This note highlights problems of accessing bare object properties and why
accessors are a way to mitigate these problems and also offer additional
Table of Contents
Short example using given a and b objects.
a.title = 'foo'
# This is not set because the user has not input any value,
# still it's defined as an acceptable property for object b
# in its property sheet.
#b.title = ''
wrapped_b = b.__of__(a)
wrapped_b.title # Evaluates to 'foo'
Here, getting the value of the title property on wrapped_b will produce a
different result if the user put a value in it or not: in once case it will be
the value as set on the document itself, in the other case it will be the value
as set on one of it's parents in the acquisition chain. But as accessors are
defined on objects' class, the property value won't be acquired from a parent
if it's declared as a property of the object itself:
wrapped_b.getTitle() # Evaluates to the default value defined in the property sheet
Now the result is consistent whether or not the property is set "physically" on

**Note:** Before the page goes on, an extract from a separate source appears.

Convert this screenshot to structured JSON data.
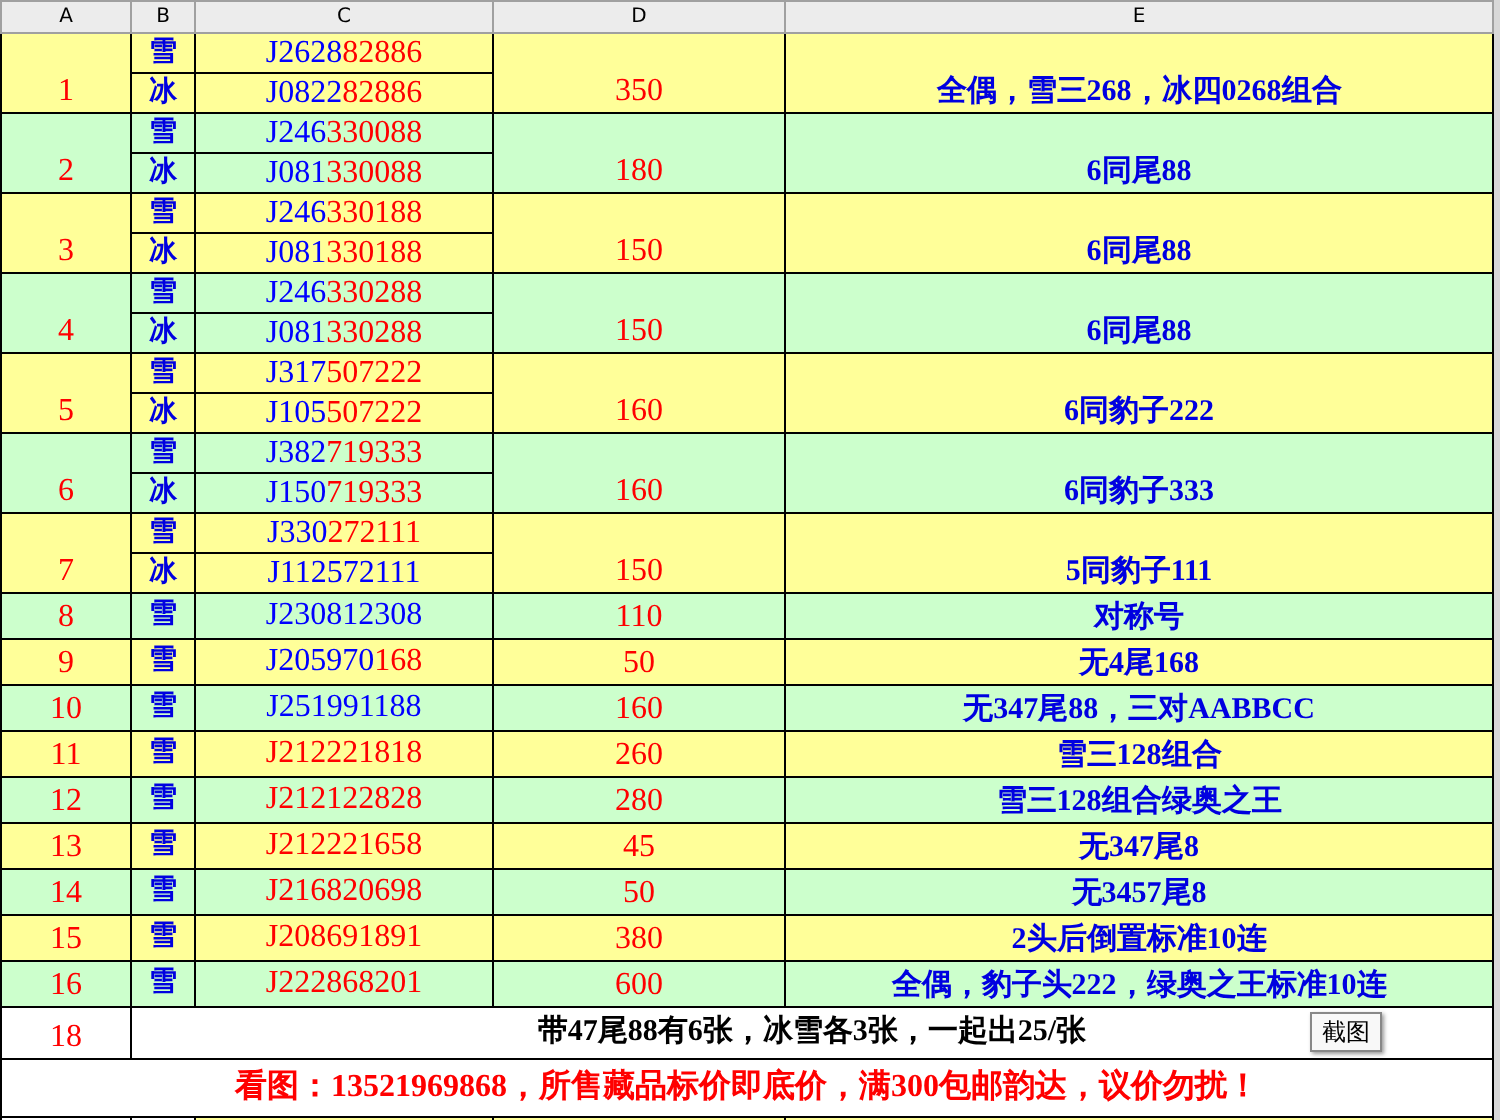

the object or not, without removing the advantages of acquisition.